Kids are just as vulnerable as adults (if not more so), as they can be targeted for identity theft, scams, and other predatory behavior before they’ve developed the skills to protect themselves. Just as you take steps to guard your children in the physical world, you should try to keep them safe on the internet.
Here are five strategies for protecting your child’s privacy online.
1. Don’t Overshare Information
When you’re a proud parent, you may be naturally inclined to share photos and information about your children online. But you should be careful about the information you share and be aware of the privacy settings on the websites and apps you use.
Be careful when posting pictures of your kids online, especially in public forums that can be accessed by anyone. Before you do share photos, check the privacy policies and settings of the website – you may be able to keep photos visible only to those individuals you approve (or at least, only to those you’ve added to your friends list).
It’s also a good idea to hold back from sharing too much information about your child. Sharing information about you and your child’s location leaves you vulnerable to a number of criminal activities, and even sharing your child’s full name could increase the risk of child identity theft.
Always know what information the websites you use collect about you and your children. Under federal law, websites must have a parent’s permission before they collect information from children under the age of 13.
2. Watch Your Child’s Online Habits
It’s a good idea to be aware of your child’s online habits to help them avoid sharing private information or visiting dangerous websites. Keeping computers out in the open, rather than in more private areas such as bedrooms, can help you monitor your child’s online activity.
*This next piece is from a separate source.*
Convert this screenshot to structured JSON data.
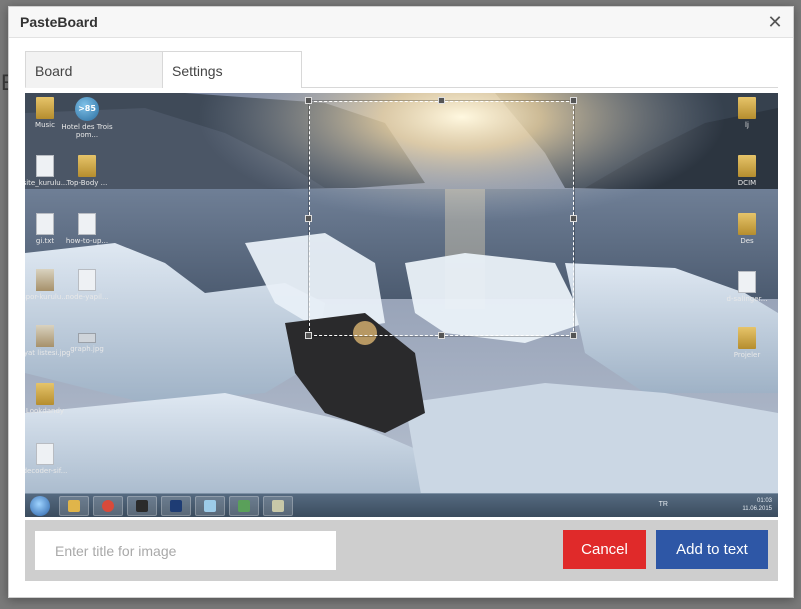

Young children could benefit from an adult copilot as they learn to use technology and navigate the web.
You may also want to monitor internet activity using browser history or more robust computer monitoring tools. Software programs can help you monitor internet usage and block unsafe or adult websites.
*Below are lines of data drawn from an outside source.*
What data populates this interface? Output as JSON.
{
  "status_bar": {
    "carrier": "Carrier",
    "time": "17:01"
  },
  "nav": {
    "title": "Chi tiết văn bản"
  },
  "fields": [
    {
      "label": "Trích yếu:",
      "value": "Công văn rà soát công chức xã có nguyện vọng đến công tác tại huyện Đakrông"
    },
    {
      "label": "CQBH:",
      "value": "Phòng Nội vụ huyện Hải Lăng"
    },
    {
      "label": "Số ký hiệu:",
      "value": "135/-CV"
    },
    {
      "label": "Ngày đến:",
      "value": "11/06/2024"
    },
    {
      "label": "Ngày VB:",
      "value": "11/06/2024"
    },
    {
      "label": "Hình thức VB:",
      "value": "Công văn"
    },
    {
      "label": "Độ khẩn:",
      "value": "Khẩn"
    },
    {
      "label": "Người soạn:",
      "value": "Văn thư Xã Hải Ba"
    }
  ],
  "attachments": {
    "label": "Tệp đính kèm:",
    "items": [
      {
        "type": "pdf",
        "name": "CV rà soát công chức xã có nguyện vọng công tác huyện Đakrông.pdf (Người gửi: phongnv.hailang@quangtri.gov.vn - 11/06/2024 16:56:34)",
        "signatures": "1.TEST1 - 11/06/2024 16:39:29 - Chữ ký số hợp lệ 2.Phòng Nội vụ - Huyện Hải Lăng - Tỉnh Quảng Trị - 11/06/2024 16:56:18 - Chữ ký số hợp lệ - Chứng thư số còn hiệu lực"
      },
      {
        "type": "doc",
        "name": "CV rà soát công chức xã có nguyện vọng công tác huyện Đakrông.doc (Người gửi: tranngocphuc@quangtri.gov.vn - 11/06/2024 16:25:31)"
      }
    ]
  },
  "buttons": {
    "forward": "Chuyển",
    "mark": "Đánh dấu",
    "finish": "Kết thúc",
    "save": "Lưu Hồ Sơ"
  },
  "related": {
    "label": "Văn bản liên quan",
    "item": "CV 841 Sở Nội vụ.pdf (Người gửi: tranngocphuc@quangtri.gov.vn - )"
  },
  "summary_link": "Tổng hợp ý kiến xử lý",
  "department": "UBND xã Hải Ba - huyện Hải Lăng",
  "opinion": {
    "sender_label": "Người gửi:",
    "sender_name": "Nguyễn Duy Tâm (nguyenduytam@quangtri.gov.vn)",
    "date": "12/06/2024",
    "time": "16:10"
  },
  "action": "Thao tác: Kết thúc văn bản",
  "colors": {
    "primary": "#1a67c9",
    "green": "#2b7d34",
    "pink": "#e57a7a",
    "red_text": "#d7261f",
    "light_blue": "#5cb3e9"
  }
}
These methods can apply to tablets, phones, and other mobile devices as well.
3. Set Enforceable Rules
As the parent, you can set rules around your child’s online time. You may want to set time limits for internet use and restrict which websites your child can visit. A list of enforceable house rules – along with consequences for breaking them – can be posted by the computer or attached to the family tablet.
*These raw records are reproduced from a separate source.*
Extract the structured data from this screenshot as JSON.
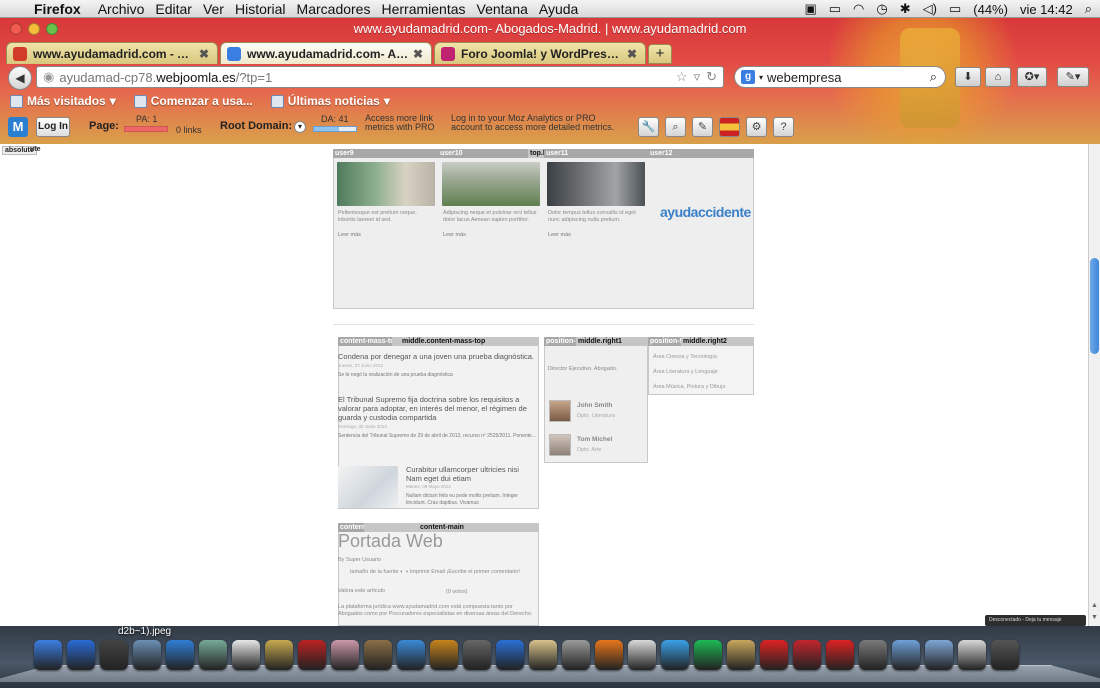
{
  "menubar": {
    "app": "Firefox",
    "items": [
      "Archivo",
      "Editar",
      "Ver",
      "Historial",
      "Marcadores",
      "Herramientas",
      "Ventana",
      "Ayuda"
    ],
    "battery": "(44%)",
    "clock": "vie 14:42"
  },
  "window": {
    "title": "www.ayudamadrid.com- Abogados-Madrid. | www.ayudamadrid.com"
  },
  "tabs": [
    {
      "label": "www.ayudamadrid.com - Admi...",
      "active": false,
      "favicon_color": "#d23a2a"
    },
    {
      "label": "www.ayudamadrid.com- Aboga...",
      "active": true,
      "favicon_color": "#3b7ee2"
    },
    {
      "label": "Foro Joomla! y WordPress :: Nue...",
      "active": false,
      "favicon_color": "#c0236f"
    }
  ],
  "navbar": {
    "url_prefix": "ayudamad-cp78.",
    "url_domain": "webjoomla.es",
    "url_suffix": "/?tp=1",
    "search_value": "webempresa"
  },
  "bookmarks": [
    "Más visitados",
    "Comenzar a usa...",
    "Últimas noticias"
  ],
  "mozbar": {
    "login": "Log In",
    "page_label": "Page:",
    "pa": "PA: 1",
    "links": "0 links",
    "root_label": "Root Domain:",
    "da": "DA: 41",
    "access_more": "Access more link metrics with PRO",
    "login_pro": "Log in to your Moz Analytics or PRO account to access more detailed metrics."
  },
  "page": {
    "absolute_tag": "absolute",
    "absolute_suffix": "ute",
    "top_module_labels": [
      "user9",
      "user10",
      "user11",
      "user12"
    ],
    "top_label": "top.b",
    "top_items": [
      {
        "text": "Pellentesque est pretium neque. lobortis laoreet id sed.",
        "leer": "Leer más"
      },
      {
        "text": "Adipiscing neque et pulvinar orci tellus dolor lacus Aenean sapien porttitor.",
        "leer": "Leer más"
      },
      {
        "text": "Dolor tempus tellus convallis id eget nunc adipiscing nulla pretium.",
        "leer": "Leer más"
      }
    ],
    "logo_text": "ayudaccidente",
    "middle_left_label": "content-mass-top",
    "middle_left_pos": "middle.content-mass-top",
    "news": [
      {
        "title": "Condena por denegar a una joven una prueba diagnóstica.",
        "date": "Jueves, 27 Junio 2013",
        "summary": "Se le negó la realización de una prueba diagnóstica"
      },
      {
        "title": "El Tribunal Supremo fija doctrina sobre los requisitos a valorar para adoptar, en interés del menor, el régimen de guarda y custodia compartida",
        "date": "Domingo, 30 Junio 2013",
        "summary": "Sentencia del Tribunal Supremo de 29 de abril de 2013, recurso nº 2525/2011. Ponente..."
      },
      {
        "title": "Curabitur ullamcorper ultricies nisi Nam eget dui etiam",
        "date": "Martes, 08 Mayo 2013",
        "summary": "Nullam dictum felis eu pede mollis pretium. Integer tincidunt. Cras dapibus. Vivamus"
      }
    ],
    "right1_label": "position-7",
    "right1_pos": "middle.right1",
    "right1_text": "Director Ejecutivo. Abogado.",
    "people": [
      {
        "name": "John Smith",
        "role": "Dpto. Literatura"
      },
      {
        "name": "Tom Michel",
        "role": "Dpto. Arte"
      }
    ],
    "right2_label": "position-5",
    "right2_pos": "middle.right2",
    "areas": [
      "Área Ciencia y Tecnología",
      "Área Literatura y Lenguaje",
      "Área Música, Pintura y Dibujo"
    ],
    "content_label": "content",
    "content_pos": "content-main",
    "portada_title": "Portada Web",
    "by_line": "By  Super Usuario",
    "tools": "tamaño de la fuente  ◐  ◑   Imprimir   Email   ¡Escribe el primer comentario!",
    "vote": "Valora este artículo",
    "votes": "(0 votos)",
    "para": "La plataforma jurídica www.ayudamadrid.com está compuesta tanto por Abogados como por Procuradores especialistas en diversas áreas del Derecho."
  },
  "toast": "Desconectado - Deja tu mensaje",
  "dock": {
    "download_label": "d2b~1).jpeg",
    "icon_colors": [
      "#3b7ee2",
      "#2a6bd6",
      "#444",
      "#6b8fb5",
      "#2f7fd8",
      "#7a9",
      "#e8e8e8",
      "#c7a94f",
      "#b22",
      "#c9a",
      "#8b6f47",
      "#3a8ad6",
      "#c8841c",
      "#666",
      "#2a6fd6",
      "#d9c38b",
      "#9a9a9a",
      "#e8761c",
      "#d9d9d9",
      "#3aa0e8",
      "#1db954",
      "#c9a75d",
      "#d22",
      "#c2262d",
      "#d22",
      "#7a7a7a",
      "#6fa0d8",
      "#7ea6d6",
      "#d8d8d8",
      "#555"
    ]
  }
}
Any rule list should include restrictions on the information children share about themselves and others, which leads to the next strategy:
4. Teach Good Privacy Habits
You can teach your kids to protect their personal information online. Make sure they understand good privacy practices, including:
- Never sharing names, phone numbers, email addresses, passwords, school information, or pictures of themselves, friends, or family members without your permission.
- Never clicking links or opening attachments in emails from people or sources they can’t verify.
- Never messaging with strangers.
- Never meeting up in person with anyone they meet online.
Remember, even if your child isn’t risking their privacy, the information they share online could come back to haunt them. An inappropriate picture, mean comments, or online rants are all easy mistakes for children and young adults to fall into – but those actions can have real life consequences. Make sure your child understands that the information they share online can be permanently attached to their name.
5. Practice Good Habits Yourself
You can teach your kids by example. Make sure to follow good online security habits and protect your personal data and privacy as well. Be careful about the information you share on social media, make sure to use websites you can trust, and protect your personal data from thieves. A good rule of thumb? Avoid sharing any information online that you wouldn’t volunteer to a stranger.